THE DATA START
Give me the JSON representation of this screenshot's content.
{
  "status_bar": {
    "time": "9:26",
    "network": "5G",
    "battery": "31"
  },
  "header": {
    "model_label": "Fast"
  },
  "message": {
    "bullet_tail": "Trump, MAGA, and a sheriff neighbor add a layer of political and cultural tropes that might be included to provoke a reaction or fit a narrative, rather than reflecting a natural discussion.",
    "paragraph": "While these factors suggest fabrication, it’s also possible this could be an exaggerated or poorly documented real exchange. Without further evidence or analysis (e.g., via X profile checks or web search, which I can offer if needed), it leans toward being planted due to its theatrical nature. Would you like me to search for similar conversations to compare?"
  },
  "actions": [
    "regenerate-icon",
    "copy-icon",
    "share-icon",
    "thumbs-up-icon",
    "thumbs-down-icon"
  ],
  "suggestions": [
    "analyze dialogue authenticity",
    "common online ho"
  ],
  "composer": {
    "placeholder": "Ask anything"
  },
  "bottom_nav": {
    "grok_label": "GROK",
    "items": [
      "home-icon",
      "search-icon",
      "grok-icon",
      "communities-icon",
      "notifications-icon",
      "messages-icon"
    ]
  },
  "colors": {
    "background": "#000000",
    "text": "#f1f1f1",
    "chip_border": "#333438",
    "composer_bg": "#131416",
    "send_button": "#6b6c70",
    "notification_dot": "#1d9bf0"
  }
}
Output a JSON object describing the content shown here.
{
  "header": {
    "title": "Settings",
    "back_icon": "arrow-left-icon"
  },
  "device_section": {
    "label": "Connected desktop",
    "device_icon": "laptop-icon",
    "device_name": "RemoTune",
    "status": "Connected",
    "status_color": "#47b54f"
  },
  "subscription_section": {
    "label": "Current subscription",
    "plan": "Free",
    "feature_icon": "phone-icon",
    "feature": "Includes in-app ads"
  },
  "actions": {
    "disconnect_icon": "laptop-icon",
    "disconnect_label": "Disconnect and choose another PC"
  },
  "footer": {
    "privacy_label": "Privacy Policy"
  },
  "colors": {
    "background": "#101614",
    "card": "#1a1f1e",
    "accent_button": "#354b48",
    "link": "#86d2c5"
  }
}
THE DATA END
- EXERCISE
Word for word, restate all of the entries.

- ANSWER TO THIS TASK
Give me the JSON representation of this screenshot's content.
{
  "status_bar": {
    "time": "9:26",
    "network": "5G",
    "battery": "31"
  },
  "header": {
    "model_label": "Fast"
  },
  "message": {
    "bullet_tail": "Trump, MAGA, and a sheriff neighbor add a layer of political and cultural tropes that might be included to provoke a reaction or fit a narrative, rather than reflecting a natural discussion.",
    "paragraph": "While these factors suggest fabrication, it’s also possible this could be an exaggerated or poorly documented real exchange. Without further evidence or analysis (e.g., via X profile checks or web search, which I can offer if needed), it leans toward being planted due to its theatrical nature. Would you like me to search for similar conversations to compare?"
  },
  "actions": [
    "regenerate-icon",
    "copy-icon",
    "share-icon",
    "thumbs-up-icon",
    "thumbs-down-icon"
  ],
  "suggestions": [
    "analyze dialogue authenticity",
    "common online ho"
  ],
  "composer": {
    "placeholder": "Ask anything"
  },
  "bottom_nav": {
    "grok_label": "GROK",
    "items": [
      "home-icon",
      "search-icon",
      "grok-icon",
      "communities-icon",
      "notifications-icon",
      "messages-icon"
    ]
  },
  "colors": {
    "background": "#000000",
    "text": "#f1f1f1",
    "chip_border": "#333438",
    "composer_bg": "#131416",
    "send_button": "#6b6c70",
    "notification_dot": "#1d9bf0"
  }
}
Output a JSON object describing the content shown here.
{
  "header": {
    "title": "Settings",
    "back_icon": "arrow-left-icon"
  },
  "device_section": {
    "label": "Connected desktop",
    "device_icon": "laptop-icon",
    "device_name": "RemoTune",
    "status": "Connected",
    "status_color": "#47b54f"
  },
  "subscription_section": {
    "label": "Current subscription",
    "plan": "Free",
    "feature_icon": "phone-icon",
    "feature": "Includes in-app ads"
  },
  "actions": {
    "disconnect_icon": "laptop-icon",
    "disconnect_label": "Disconnect and choose another PC"
  },
  "footer": {
    "privacy_label": "Privacy Policy"
  },
  "colors": {
    "background": "#101614",
    "card": "#1a1f1e",
    "accent_button": "#354b48",
    "link": "#86d2c5"
  }
}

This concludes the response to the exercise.